Traditional change management is about minimizing disruption for people.
Business readiness ensures that change isn’t disruptive for the business.
A book with a title like No Ego is likely to catch your attention.
What does it mean to have ‘no ego’ and what would that feel like??!
When it comes to leading people through change, No Ego has some excellent suggestions for questions to ask a person impacted by change to help them come up with a plan (their plan!) to get through it.
Cy Wakeman’s belief is that the pace of change requires that we adopt a new change management paradigm:
- Business no longer has time to burden managers with carrying people through change.
- In fact, it does them no favors in teaching them to survive in this world of change and disruption.
Wakeman proposes that the best leaders will call their employees to a better version of themselves, empowering them with questions like these:
- Now that you know what is changing and are clear on the ways you are responsible for adapting, can I count on you?

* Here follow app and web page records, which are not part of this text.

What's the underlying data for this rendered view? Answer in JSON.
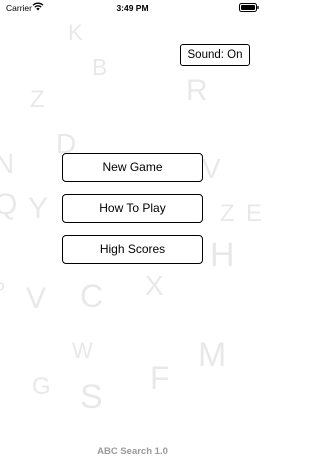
{
  "status_bar": {
    "carrier": "Carrier",
    "time": "3:49 PM"
  },
  "background_letters": [
    "K",
    "B",
    "R",
    "Z",
    "D",
    "N",
    "V",
    "Q",
    "Y",
    "Z",
    "E",
    "H",
    "P",
    "V",
    "C",
    "X",
    "W",
    "M",
    "G",
    "S",
    "F"
  ],
  "sound_button": {
    "label": "Sound: On"
  },
  "menu": {
    "new_game": "New Game",
    "how_to_play": "How To Play",
    "high_scores": "High Scores"
  },
  "footer": {
    "version": "ABC Search 1.0"
  }
}
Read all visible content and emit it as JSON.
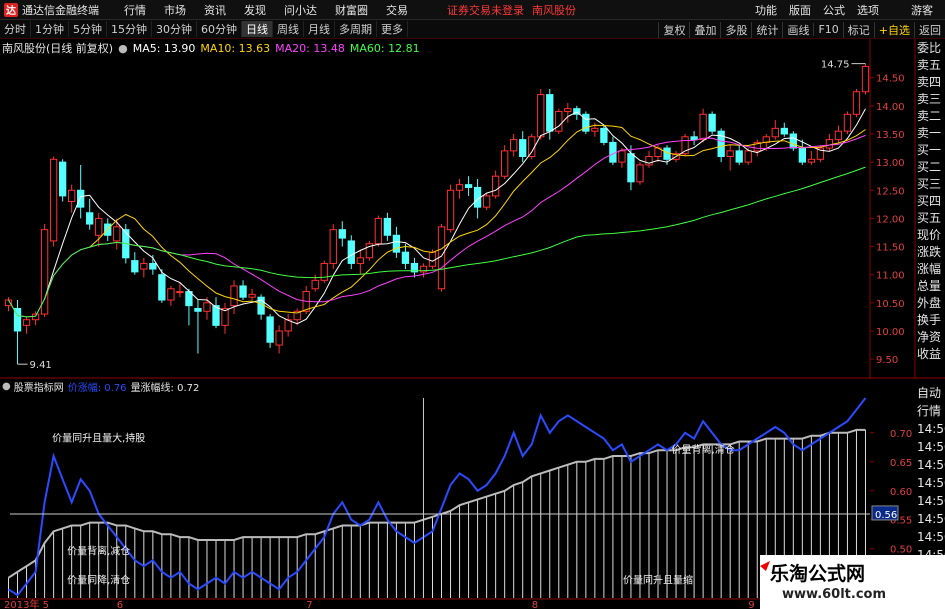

- What is your level of willingness to step up?
- Can you say ‘yes’ to what’s next?
- On a scale from 1 to 10, what is your level of commitment? Can I count on you?
- **If willingness is low, the next question is “What is your plan to get (more) willing?
Now, Wakeman also says that leaders need to introduce this new way of setting expectations and helping employees bypass their egos gradually and with some compassion. For many in the workforce, this will feel foreign and frightening.
As I processed Wakeman’s perspective and dove into the tools for crafting conversations, I realized it’s not a complete departure from what the models for change have taught us:
People still need to know what is changing, why is it changing and why is it changing now.
What is different is that the burden to develop the ‘WIIFM’ (What’s in it for me) shifts from the leader to the employee.
Perhaps that’s where it always should have been.
After all, it’s a WIIFM (What’s in it for me) not a WIFFY (What’s in it for you).
Change makers and leaders can check out this book I can’t stop talking about. It’s 162 pages of easy-to-consume concepts with 30 pages of workbook/guide/templates to enable application. Bring a highlighter.
**BONUS: On a side note, Llewellyn Vaughn-Lee talked with Oprah on the Super Soul Sunday podcast and gave a beautiful picture of what it’s like to lose our ego (and how much practice it takes).